• [Activity] Below is a listing; write it out exactly and drop any images from it.

• [Raw data]
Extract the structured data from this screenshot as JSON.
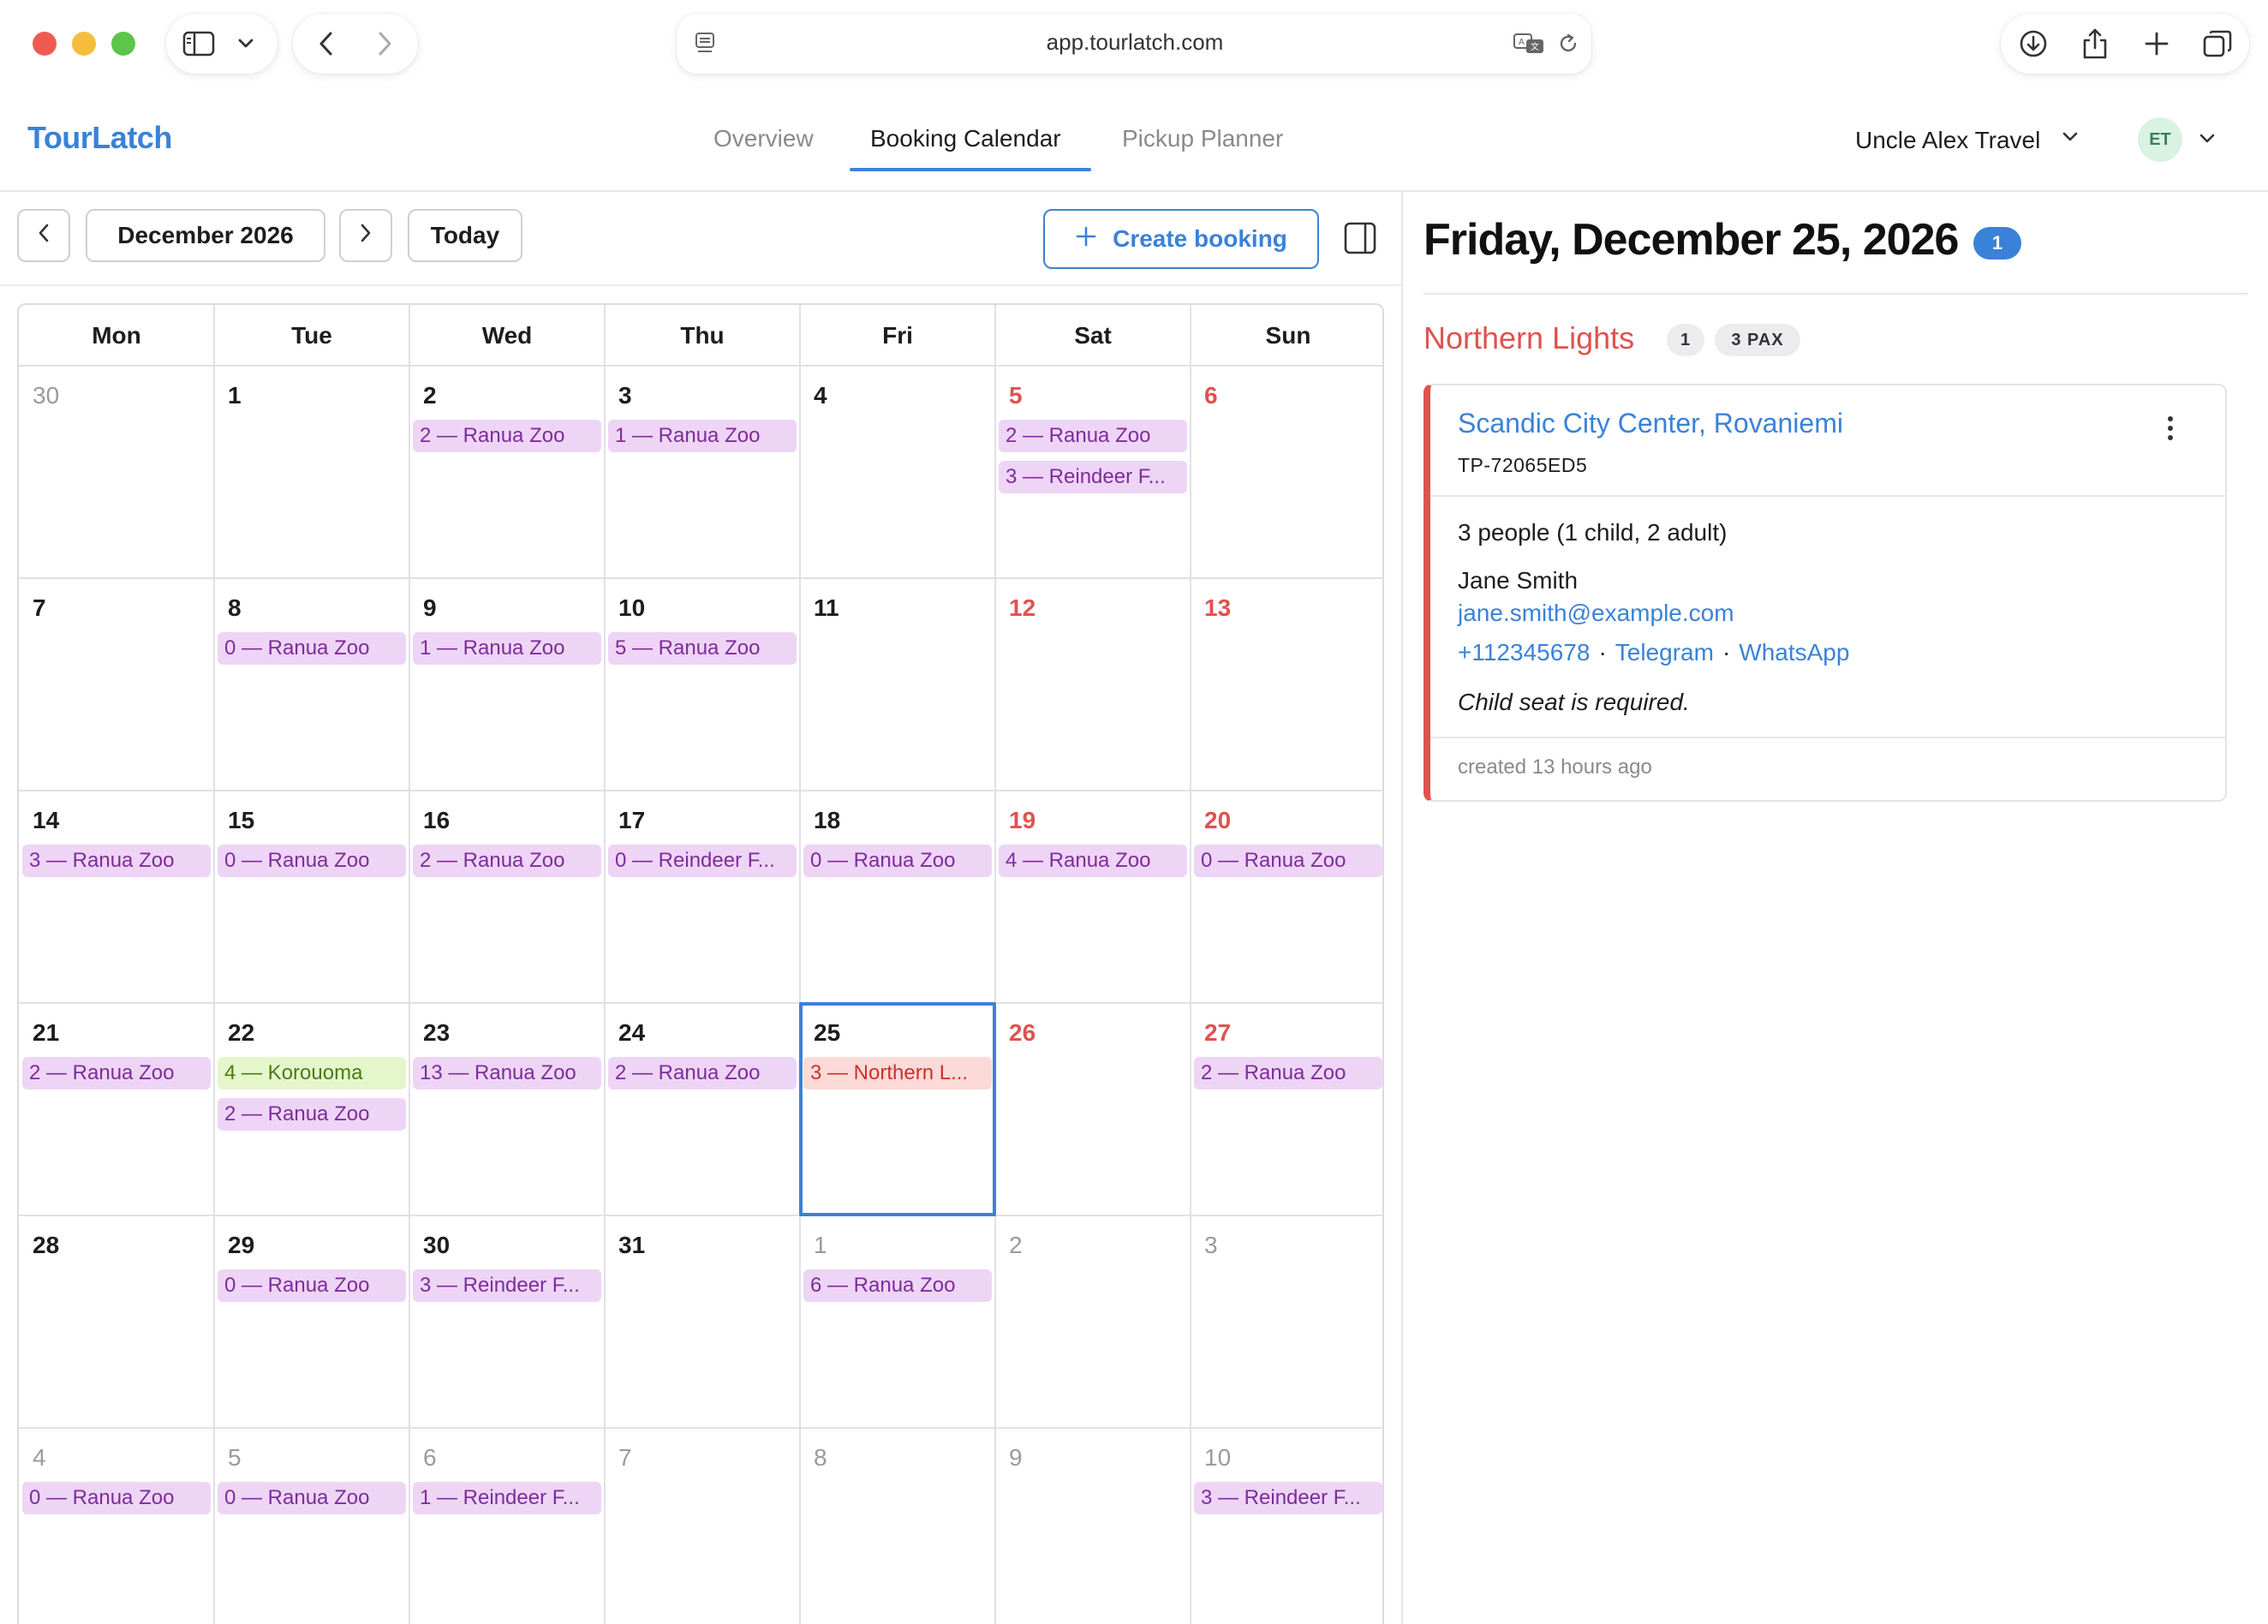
{
  "browser": {
    "url": "app.tourlatch.com"
  },
  "app": {
    "brand": "TourLatch",
    "nav_tabs": [
      "Overview",
      "Booking Calendar",
      "Pickup Planner"
    ],
    "active_tab": "Booking Calendar",
    "org_name": "Uncle Alex Travel",
    "avatar_initials": "ET"
  },
  "toolbar": {
    "month_label": "December 2026",
    "today_label": "Today",
    "create_label": "Create booking"
  },
  "calendar": {
    "weekdays": [
      "Mon",
      "Tue",
      "Wed",
      "Thu",
      "Fri",
      "Sat",
      "Sun"
    ],
    "selected_day": "25",
    "weeks": [
      [
        {
          "day": "30",
          "muted": true,
          "weekend": false,
          "events": []
        },
        {
          "day": "1",
          "muted": false,
          "weekend": false,
          "events": []
        },
        {
          "day": "2",
          "muted": false,
          "weekend": false,
          "events": [
            {
              "label": "2 — Ranua Zoo",
              "color": "purple"
            }
          ]
        },
        {
          "day": "3",
          "muted": false,
          "weekend": false,
          "events": [
            {
              "label": "1 — Ranua Zoo",
              "color": "purple"
            }
          ]
        },
        {
          "day": "4",
          "muted": false,
          "weekend": false,
          "events": []
        },
        {
          "day": "5",
          "muted": false,
          "weekend": true,
          "events": [
            {
              "label": "2 — Ranua Zoo",
              "color": "purple"
            },
            {
              "label": "3 — Reindeer F...",
              "color": "purple"
            }
          ]
        },
        {
          "day": "6",
          "muted": false,
          "weekend": true,
          "events": []
        }
      ],
      [
        {
          "day": "7",
          "muted": false,
          "weekend": false,
          "events": []
        },
        {
          "day": "8",
          "muted": false,
          "weekend": false,
          "events": [
            {
              "label": "0 — Ranua Zoo",
              "color": "purple"
            }
          ]
        },
        {
          "day": "9",
          "muted": false,
          "weekend": false,
          "events": [
            {
              "label": "1 — Ranua Zoo",
              "color": "purple"
            }
          ]
        },
        {
          "day": "10",
          "muted": false,
          "weekend": false,
          "events": [
            {
              "label": "5 — Ranua Zoo",
              "color": "purple"
            }
          ]
        },
        {
          "day": "11",
          "muted": false,
          "weekend": false,
          "events": []
        },
        {
          "day": "12",
          "muted": false,
          "weekend": true,
          "events": []
        },
        {
          "day": "13",
          "muted": false,
          "weekend": true,
          "events": []
        }
      ],
      [
        {
          "day": "14",
          "muted": false,
          "weekend": false,
          "events": [
            {
              "label": "3 — Ranua Zoo",
              "color": "purple"
            }
          ]
        },
        {
          "day": "15",
          "muted": false,
          "weekend": false,
          "events": [
            {
              "label": "0 — Ranua Zoo",
              "color": "purple"
            }
          ]
        },
        {
          "day": "16",
          "muted": false,
          "weekend": false,
          "events": [
            {
              "label": "2 — Ranua Zoo",
              "color": "purple"
            }
          ]
        },
        {
          "day": "17",
          "muted": false,
          "weekend": false,
          "events": [
            {
              "label": "0 — Reindeer F...",
              "color": "purple"
            }
          ]
        },
        {
          "day": "18",
          "muted": false,
          "weekend": false,
          "events": [
            {
              "label": "0 — Ranua Zoo",
              "color": "purple"
            }
          ]
        },
        {
          "day": "19",
          "muted": false,
          "weekend": true,
          "events": [
            {
              "label": "4 — Ranua Zoo",
              "color": "purple"
            }
          ]
        },
        {
          "day": "20",
          "muted": false,
          "weekend": true,
          "events": [
            {
              "label": "0 — Ranua Zoo",
              "color": "purple"
            }
          ]
        }
      ],
      [
        {
          "day": "21",
          "muted": false,
          "weekend": false,
          "events": [
            {
              "label": "2 — Ranua Zoo",
              "color": "purple"
            }
          ]
        },
        {
          "day": "22",
          "muted": false,
          "weekend": false,
          "events": [
            {
              "label": "4 — Korouoma",
              "color": "green"
            },
            {
              "label": "2 — Ranua Zoo",
              "color": "purple"
            }
          ]
        },
        {
          "day": "23",
          "muted": false,
          "weekend": false,
          "events": [
            {
              "label": "13 — Ranua Zoo",
              "color": "purple"
            }
          ]
        },
        {
          "day": "24",
          "muted": false,
          "weekend": false,
          "events": [
            {
              "label": "2 — Ranua Zoo",
              "color": "purple"
            }
          ]
        },
        {
          "day": "25",
          "muted": false,
          "weekend": false,
          "events": [
            {
              "label": "3 — Northern L...",
              "color": "red"
            }
          ]
        },
        {
          "day": "26",
          "muted": false,
          "weekend": true,
          "events": []
        },
        {
          "day": "27",
          "muted": false,
          "weekend": true,
          "events": [
            {
              "label": "2 — Ranua Zoo",
              "color": "purple"
            }
          ]
        }
      ],
      [
        {
          "day": "28",
          "muted": false,
          "weekend": false,
          "events": []
        },
        {
          "day": "29",
          "muted": false,
          "weekend": false,
          "events": [
            {
              "label": "0 — Ranua Zoo",
              "color": "purple"
            }
          ]
        },
        {
          "day": "30",
          "muted": false,
          "weekend": false,
          "events": [
            {
              "label": "3 — Reindeer F...",
              "color": "purple"
            }
          ]
        },
        {
          "day": "31",
          "muted": false,
          "weekend": false,
          "events": []
        },
        {
          "day": "1",
          "muted": true,
          "weekend": false,
          "events": [
            {
              "label": "6 — Ranua Zoo",
              "color": "purple"
            }
          ]
        },
        {
          "day": "2",
          "muted": true,
          "weekend": false,
          "events": []
        },
        {
          "day": "3",
          "muted": true,
          "weekend": false,
          "events": []
        }
      ],
      [
        {
          "day": "4",
          "muted": true,
          "weekend": false,
          "events": [
            {
              "label": "0 — Ranua Zoo",
              "color": "purple"
            }
          ]
        },
        {
          "day": "5",
          "muted": true,
          "weekend": false,
          "events": [
            {
              "label": "0 — Ranua Zoo",
              "color": "purple"
            }
          ]
        },
        {
          "day": "6",
          "muted": true,
          "weekend": false,
          "events": [
            {
              "label": "1 — Reindeer F...",
              "color": "purple"
            }
          ]
        },
        {
          "day": "7",
          "muted": true,
          "weekend": false,
          "events": []
        },
        {
          "day": "8",
          "muted": true,
          "weekend": false,
          "events": []
        },
        {
          "day": "9",
          "muted": true,
          "weekend": false,
          "events": []
        },
        {
          "day": "10",
          "muted": true,
          "weekend": false,
          "events": [
            {
              "label": "3 — Reindeer F...",
              "color": "purple"
            }
          ]
        }
      ]
    ]
  },
  "detail": {
    "date_title": "Friday, December 25, 2026",
    "count": "1",
    "tour_name": "Northern Lights",
    "tour_count": "1",
    "pax": "3 PAX",
    "booking": {
      "hotel": "Scandic City Center, Rovaniemi",
      "ref": "TP-72065ED5",
      "people": "3 people (1 child, 2 adult)",
      "customer": "Jane Smith",
      "email": "jane.smith@example.com",
      "phone": "+112345678",
      "telegram": "Telegram",
      "whatsapp": "WhatsApp",
      "separator": "·",
      "note": "Child seat is required.",
      "created": "created 13 hours ago"
    }
  },
  "colors": {
    "accent": "#3a82d8",
    "weekend": "#e0524f",
    "event_purple_bg": "#eed5f6",
    "event_purple_text": "#7e2c9b",
    "event_green_bg": "#e5f6cb",
    "event_green_text": "#4b7a17",
    "event_red_bg": "#fbdad7",
    "event_red_text": "#c8322f"
  },
  "icons": [
    "sidebar-icon",
    "chevron-down-icon",
    "back-arrow-icon",
    "forward-arrow-icon",
    "page-icon",
    "translate-icon",
    "reload-icon",
    "download-icon",
    "share-icon",
    "plus-icon",
    "tabs-icon",
    "chevron-left-icon",
    "chevron-right-icon",
    "panel-toggle-icon",
    "kebab-menu-icon"
  ]
}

• [Answer box]
Extract the structured data from this screenshot as JSON.
{
  "browser": {
    "url": "app.tourlatch.com"
  },
  "app": {
    "brand": "TourLatch",
    "nav_tabs": [
      "Overview",
      "Booking Calendar",
      "Pickup Planner"
    ],
    "active_tab": "Booking Calendar",
    "org_name": "Uncle Alex Travel",
    "avatar_initials": "ET"
  },
  "toolbar": {
    "month_label": "December 2026",
    "today_label": "Today",
    "create_label": "Create booking"
  },
  "calendar": {
    "weekdays": [
      "Mon",
      "Tue",
      "Wed",
      "Thu",
      "Fri",
      "Sat",
      "Sun"
    ],
    "selected_day": "25",
    "weeks": [
      [
        {
          "day": "30",
          "muted": true,
          "weekend": false,
          "events": []
        },
        {
          "day": "1",
          "muted": false,
          "weekend": false,
          "events": []
        },
        {
          "day": "2",
          "muted": false,
          "weekend": false,
          "events": [
            {
              "label": "2 — Ranua Zoo",
              "color": "purple"
            }
          ]
        },
        {
          "day": "3",
          "muted": false,
          "weekend": false,
          "events": [
            {
              "label": "1 — Ranua Zoo",
              "color": "purple"
            }
          ]
        },
        {
          "day": "4",
          "muted": false,
          "weekend": false,
          "events": []
        },
        {
          "day": "5",
          "muted": false,
          "weekend": true,
          "events": [
            {
              "label": "2 — Ranua Zoo",
              "color": "purple"
            },
            {
              "label": "3 — Reindeer F...",
              "color": "purple"
            }
          ]
        },
        {
          "day": "6",
          "muted": false,
          "weekend": true,
          "events": []
        }
      ],
      [
        {
          "day": "7",
          "muted": false,
          "weekend": false,
          "events": []
        },
        {
          "day": "8",
          "muted": false,
          "weekend": false,
          "events": [
            {
              "label": "0 — Ranua Zoo",
              "color": "purple"
            }
          ]
        },
        {
          "day": "9",
          "muted": false,
          "weekend": false,
          "events": [
            {
              "label": "1 — Ranua Zoo",
              "color": "purple"
            }
          ]
        },
        {
          "day": "10",
          "muted": false,
          "weekend": false,
          "events": [
            {
              "label": "5 — Ranua Zoo",
              "color": "purple"
            }
          ]
        },
        {
          "day": "11",
          "muted": false,
          "weekend": false,
          "events": []
        },
        {
          "day": "12",
          "muted": false,
          "weekend": true,
          "events": []
        },
        {
          "day": "13",
          "muted": false,
          "weekend": true,
          "events": []
        }
      ],
      [
        {
          "day": "14",
          "muted": false,
          "weekend": false,
          "events": [
            {
              "label": "3 — Ranua Zoo",
              "color": "purple"
            }
          ]
        },
        {
          "day": "15",
          "muted": false,
          "weekend": false,
          "events": [
            {
              "label": "0 — Ranua Zoo",
              "color": "purple"
            }
          ]
        },
        {
          "day": "16",
          "muted": false,
          "weekend": false,
          "events": [
            {
              "label": "2 — Ranua Zoo",
              "color": "purple"
            }
          ]
        },
        {
          "day": "17",
          "muted": false,
          "weekend": false,
          "events": [
            {
              "label": "0 — Reindeer F...",
              "color": "purple"
            }
          ]
        },
        {
          "day": "18",
          "muted": false,
          "weekend": false,
          "events": [
            {
              "label": "0 — Ranua Zoo",
              "color": "purple"
            }
          ]
        },
        {
          "day": "19",
          "muted": false,
          "weekend": true,
          "events": [
            {
              "label": "4 — Ranua Zoo",
              "color": "purple"
            }
          ]
        },
        {
          "day": "20",
          "muted": false,
          "weekend": true,
          "events": [
            {
              "label": "0 — Ranua Zoo",
              "color": "purple"
            }
          ]
        }
      ],
      [
        {
          "day": "21",
          "muted": false,
          "weekend": false,
          "events": [
            {
              "label": "2 — Ranua Zoo",
              "color": "purple"
            }
          ]
        },
        {
          "day": "22",
          "muted": false,
          "weekend": false,
          "events": [
            {
              "label": "4 — Korouoma",
              "color": "green"
            },
            {
              "label": "2 — Ranua Zoo",
              "color": "purple"
            }
          ]
        },
        {
          "day": "23",
          "muted": false,
          "weekend": false,
          "events": [
            {
              "label": "13 — Ranua Zoo",
              "color": "purple"
            }
          ]
        },
        {
          "day": "24",
          "muted": false,
          "weekend": false,
          "events": [
            {
              "label": "2 — Ranua Zoo",
              "color": "purple"
            }
          ]
        },
        {
          "day": "25",
          "muted": false,
          "weekend": false,
          "events": [
            {
              "label": "3 — Northern L...",
              "color": "red"
            }
          ]
        },
        {
          "day": "26",
          "muted": false,
          "weekend": true,
          "events": []
        },
        {
          "day": "27",
          "muted": false,
          "weekend": true,
          "events": [
            {
              "label": "2 — Ranua Zoo",
              "color": "purple"
            }
          ]
        }
      ],
      [
        {
          "day": "28",
          "muted": false,
          "weekend": false,
          "events": []
        },
        {
          "day": "29",
          "muted": false,
          "weekend": false,
          "events": [
            {
              "label": "0 — Ranua Zoo",
              "color": "purple"
            }
          ]
        },
        {
          "day": "30",
          "muted": false,
          "weekend": false,
          "events": [
            {
              "label": "3 — Reindeer F...",
              "color": "purple"
            }
          ]
        },
        {
          "day": "31",
          "muted": false,
          "weekend": false,
          "events": []
        },
        {
          "day": "1",
          "muted": true,
          "weekend": false,
          "events": [
            {
              "label": "6 — Ranua Zoo",
              "color": "purple"
            }
          ]
        },
        {
          "day": "2",
          "muted": true,
          "weekend": false,
          "events": []
        },
        {
          "day": "3",
          "muted": true,
          "weekend": false,
          "events": []
        }
      ],
      [
        {
          "day": "4",
          "muted": true,
          "weekend": false,
          "events": [
            {
              "label": "0 — Ranua Zoo",
              "color": "purple"
            }
          ]
        },
        {
          "day": "5",
          "muted": true,
          "weekend": false,
          "events": [
            {
              "label": "0 — Ranua Zoo",
              "color": "purple"
            }
          ]
        },
        {
          "day": "6",
          "muted": true,
          "weekend": false,
          "events": [
            {
              "label": "1 — Reindeer F...",
              "color": "purple"
            }
          ]
        },
        {
          "day": "7",
          "muted": true,
          "weekend": false,
          "events": []
        },
        {
          "day": "8",
          "muted": true,
          "weekend": false,
          "events": []
        },
        {
          "day": "9",
          "muted": true,
          "weekend": false,
          "events": []
        },
        {
          "day": "10",
          "muted": true,
          "weekend": false,
          "events": [
            {
              "label": "3 — Reindeer F...",
              "color": "purple"
            }
          ]
        }
      ]
    ]
  },
  "detail": {
    "date_title": "Friday, December 25, 2026",
    "count": "1",
    "tour_name": "Northern Lights",
    "tour_count": "1",
    "pax": "3 PAX",
    "booking": {
      "hotel": "Scandic City Center, Rovaniemi",
      "ref": "TP-72065ED5",
      "people": "3 people (1 child, 2 adult)",
      "customer": "Jane Smith",
      "email": "jane.smith@example.com",
      "phone": "+112345678",
      "telegram": "Telegram",
      "whatsapp": "WhatsApp",
      "separator": "·",
      "note": "Child seat is required.",
      "created": "created 13 hours ago"
    }
  },
  "colors": {
    "accent": "#3a82d8",
    "weekend": "#e0524f",
    "event_purple_bg": "#eed5f6",
    "event_purple_text": "#7e2c9b",
    "event_green_bg": "#e5f6cb",
    "event_green_text": "#4b7a17",
    "event_red_bg": "#fbdad7",
    "event_red_text": "#c8322f"
  },
  "icons": [
    "sidebar-icon",
    "chevron-down-icon",
    "back-arrow-icon",
    "forward-arrow-icon",
    "page-icon",
    "translate-icon",
    "reload-icon",
    "download-icon",
    "share-icon",
    "plus-icon",
    "tabs-icon",
    "chevron-left-icon",
    "chevron-right-icon",
    "panel-toggle-icon",
    "kebab-menu-icon"
  ]
}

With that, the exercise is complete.